Rocky Mountain (56th Annual) and Cordilleran (100th Annual) Joint Meeting (May 3–5, 2004)

Paper No. 6
Presentation Time: 9:40 AM


ELLIOT, David H., Geological Sciences and Byrd Polar Research Center, The Ohio State Univ, 125 South Oval Mall, Columbus, OH 43210 and FORTNER, Everett H., Byrd Polar Research Center, Ohio State Univ, Columbus, OH 43210,

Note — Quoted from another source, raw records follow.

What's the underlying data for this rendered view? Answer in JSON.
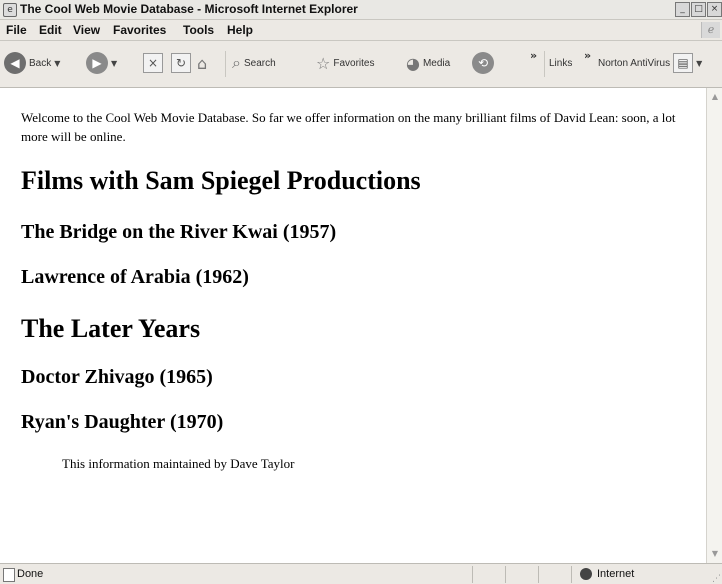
{
  "window": {
    "title": "The Cool Web Movie Database - Microsoft Internet Explorer"
  },
  "menu": [
    "File",
    "Edit",
    "View",
    "Favorites",
    "Tools",
    "Help"
  ],
  "toolbar": {
    "back_label": "Back",
    "search_label": "Search",
    "favorites_label": "Favorites",
    "media_label": "Media",
    "links_label": "Links",
    "norton_label": "Norton AntiVirus",
    "overflow_glyph": "»"
  },
  "content": {
    "intro": "Welcome to the Cool Web Movie Database. So far we offer information on the many brilliant films of David Lean: soon, a lot more will be online.",
    "section1_title": "Films with Sam Spiegel Productions",
    "film1": "The Bridge on the River Kwai (1957)",
    "film2": "Lawrence of Arabia (1962)",
    "section2_title": "The Later Years",
    "film3": "Doctor Zhivago (1965)",
    "film4": "Ryan's Daughter (1970)",
    "footer": "This information maintained by Dave Taylor"
  },
  "status": {
    "text": "Done",
    "zone": "Internet"
  },
  "icons": {
    "app": "ie-page-icon",
    "back": "back-arrow-icon",
    "forward": "forward-arrow-icon",
    "stop": "stop-icon",
    "refresh": "refresh-icon",
    "home": "home-icon",
    "search": "search-magnifier-icon",
    "favorites": "star-icon",
    "media": "media-icon",
    "history": "history-icon",
    "norton": "norton-icon",
    "status_page": "page-icon",
    "internet_zone": "globe-icon"
  }
}
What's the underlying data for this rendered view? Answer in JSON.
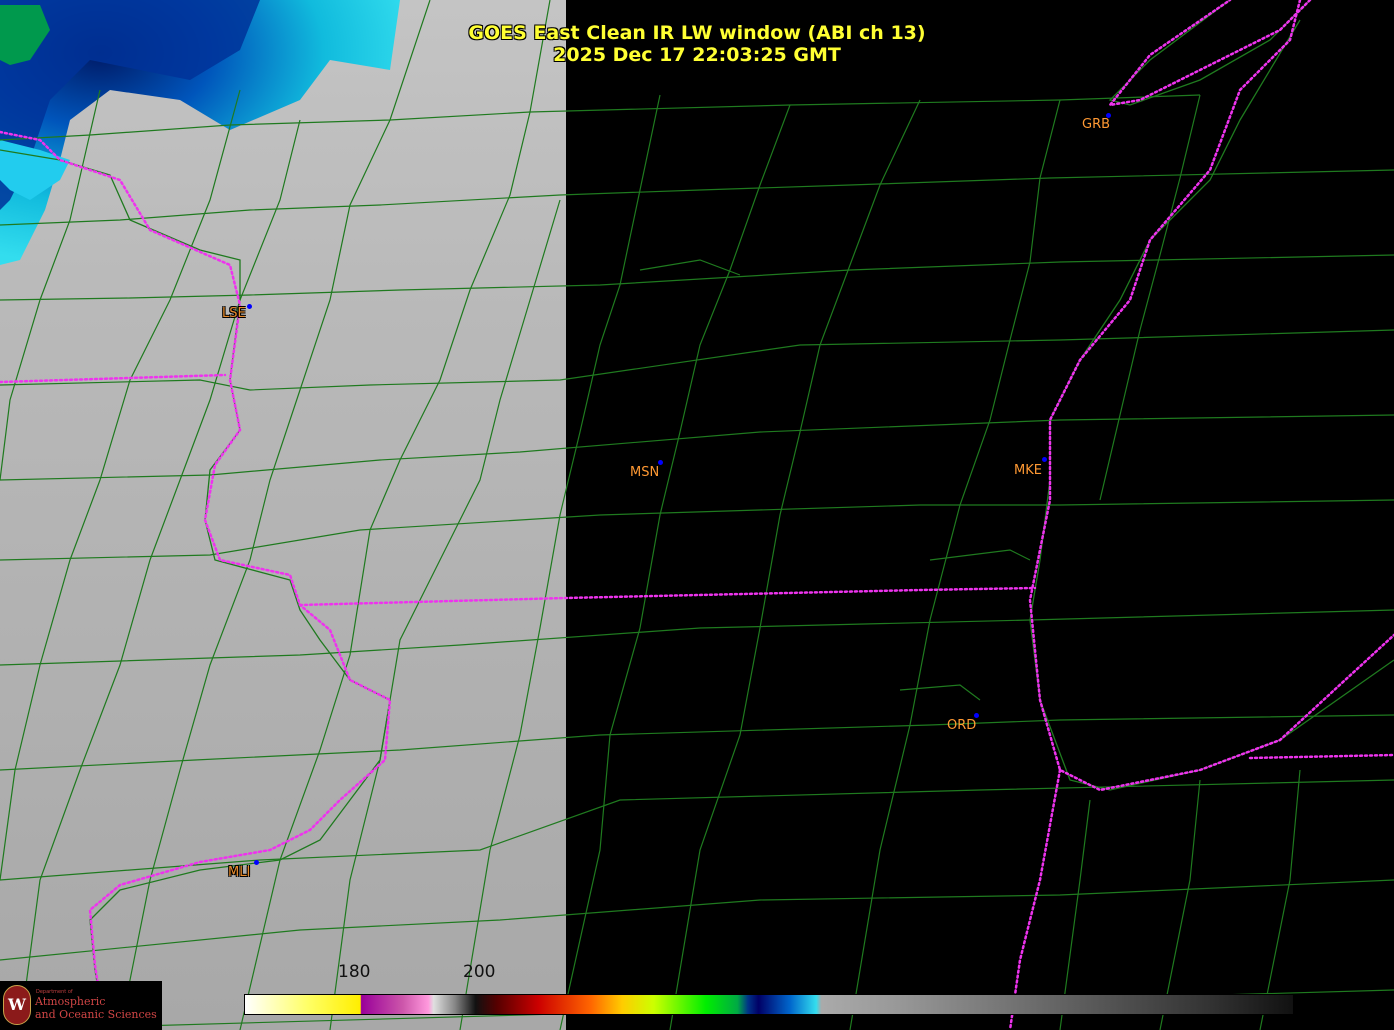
{
  "title": {
    "line1": "GOES East Clean IR LW window (ABI ch 13)",
    "line2": "2025 Dec 17  22:03:25 GMT"
  },
  "cities": [
    {
      "id": "LSE",
      "label": "LSE"
    },
    {
      "id": "MSN",
      "label": "MSN"
    },
    {
      "id": "MKE",
      "label": "MKE"
    },
    {
      "id": "GRB",
      "label": "GRB"
    },
    {
      "id": "ORD",
      "label": "ORD"
    },
    {
      "id": "MLI",
      "label": "MLI"
    }
  ],
  "colorbar": {
    "ticks": [
      "180",
      "200"
    ]
  },
  "logo": {
    "dept": "Department of",
    "line1": "Atmospheric",
    "line2": "and Oceanic Sciences",
    "seal_letter": "W"
  },
  "colors": {
    "county_lines": "#1f7a1f",
    "state_lines": "#ee33ee",
    "city_labels": "#ff9933",
    "station_dots": "#0000ff",
    "title_text": "#ffff33"
  }
}
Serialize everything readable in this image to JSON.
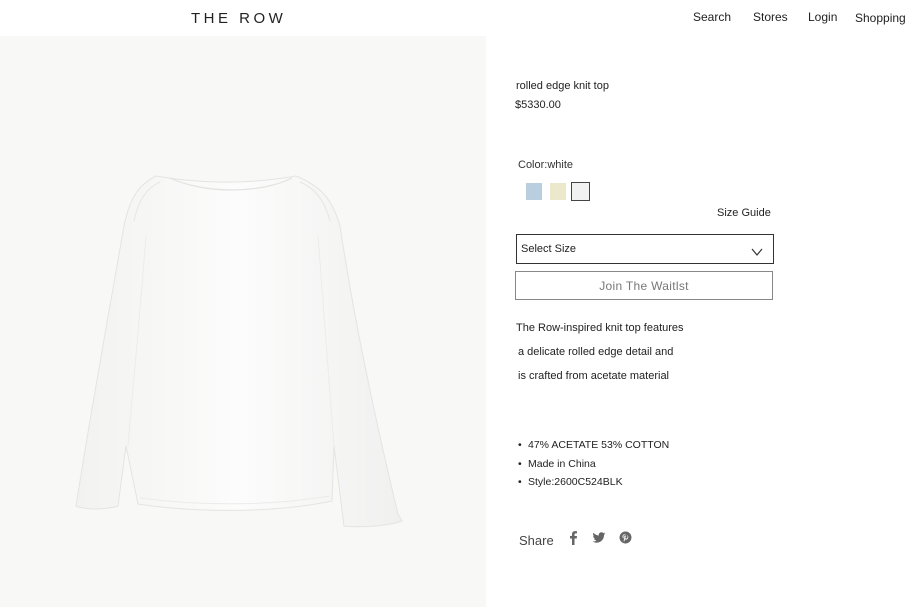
{
  "header": {
    "logo": "THE ROW",
    "nav": {
      "search": "Search",
      "stores": "Stores",
      "login": "Login",
      "shopping": "Shopping"
    }
  },
  "product": {
    "title": "rolled edge knit top",
    "price": "$5330.00",
    "color_label": "Color:white",
    "swatches": [
      {
        "name": "blue",
        "color": "#b9cfe0"
      },
      {
        "name": "cream",
        "color": "#ece8cc"
      },
      {
        "name": "white",
        "color": "#f1f1f1",
        "selected": true
      }
    ],
    "size_guide": "Size Guide",
    "size_select": "Select Size",
    "waitlist_button": "Join  The Waitlst",
    "description_lines": [
      "The Row-inspired knit top features",
      "a delicate rolled edge detail and",
      "is crafted from acetate material"
    ],
    "specs": [
      "47% ACETATE 53% COTTON",
      "Made in China",
      "Style:2600C524BLK"
    ],
    "share_label": "Share",
    "social_icons": [
      "facebook-icon",
      "twitter-icon",
      "pinterest-icon"
    ]
  }
}
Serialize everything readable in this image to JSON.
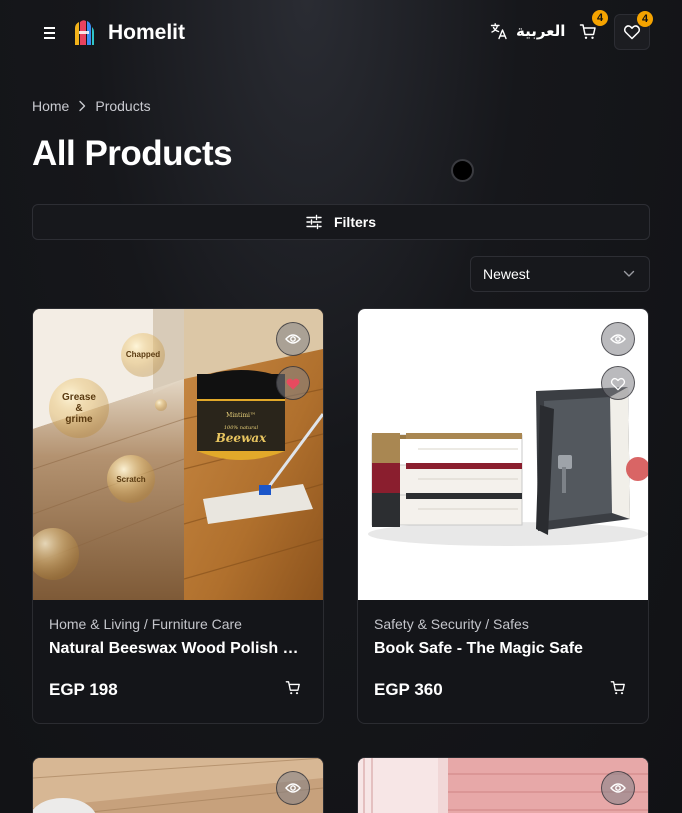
{
  "header": {
    "brand": "Homelit",
    "language_label": "العربية",
    "cart_count": "4",
    "wishlist_count": "4"
  },
  "breadcrumb": {
    "home": "Home",
    "current": "Products"
  },
  "page_title": "All Products",
  "filters_label": "Filters",
  "sort": {
    "selected": "Newest"
  },
  "products": [
    {
      "category": "Home & Living / Furniture Care",
      "name": "Natural Beeswax Wood Polish & Restorer",
      "price": "EGP 198",
      "wishlisted": true,
      "image_text": {
        "chapped": "Chapped",
        "grease_line1": "Grease",
        "grease_line2": "&",
        "grease_line3": "grime",
        "scratch": "Scratch",
        "jar_brand": "Mintimi™",
        "jar_sub": "100% natural",
        "jar_title": "Beewax"
      }
    },
    {
      "category": "Safety & Security / Safes",
      "name": "Book Safe - The Magic Safe",
      "price": "EGP 360",
      "wishlisted": false
    }
  ],
  "colors": {
    "accent_badge": "#f5a300",
    "wishlist_active": "#e84a5f",
    "background": "#131418"
  },
  "icons": [
    "menu-icon",
    "logo-icon",
    "translate-icon",
    "cart-icon",
    "heart-icon",
    "chevron-right-icon",
    "sliders-icon",
    "chevron-down-icon",
    "eye-icon"
  ]
}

At Allan Hills, south Victoria Land, Jurassic phreatomagmatic deposits (Mawson Formation), which are at least 300 m thick, are in part intrusive and in part extrusive. Intrusive relations are shown at all observed contacts with country rocks, which show brecciation and/or deformation. North of Watters Peak, Triassic Feather Formation country rocks display a zone of in situ brecciation followed inward by a zone of megaclasts, predominantly of younger Triassic Lashly Formation strata, which are up to 10s of meters long. This zone is succeeded by a grey sand-rich breccia which has increasing proportions of primary pyroclasts both laterally and vertically. The grey breccia is overlain by stratified tuff-breccia and lapilli-tuff units up to 10s of m thick. Both consist of high proportions of sandstone and dolerite/basalt clasts set in a matrix of pyroclasts and sand-size debris derived from Triassic strata; some basaltic clasts show peperite textures. All but the brecciated country rocks are cut by diatremes and by tuff-breccia and lapilli-tuff intrusive bodies, and a Jurassic dike cuts the in situ brecciated rocks and megaclast unit. Megaclasts are mainly Lashly C strata which were originally 125 m higher stratigraphically and topographically than Feather Formation country rock, and demonstrate that here the Mawson pyroclastic rocks fill a collapse structure. The sequence of events proposed is: 1) phreatic activity, on emplacement of dolerite sills at depth, which caused widespread brecciation; 2) withdrawal of magma and formation of a collapse structure containing megaclasts of the overlying strata; 3) renewed magma emplacement causing phreatic activity that became increasingly phreatomagmatic, and which formed the grey breccia; 4) phreatomagmatism with eruption of thick stratified tuff-breccia and lapilli-tuff units; and 5) emplacement of diatremes and other intrusive bodies. Locally base-surge deposits cap the coarse pyroclastic rocks. To the south of Watters Peak, the pyroclastic rocks are crudely stratified and could be an outflow facies or the fill of a collapse structure; if the latter, the areal extent of the collapse structure is 50+ km2. Comparable thick pyroclastic deposits of similar age and setting are known at the adjacent Coombs Hills and 750 km distant at Otway Massif.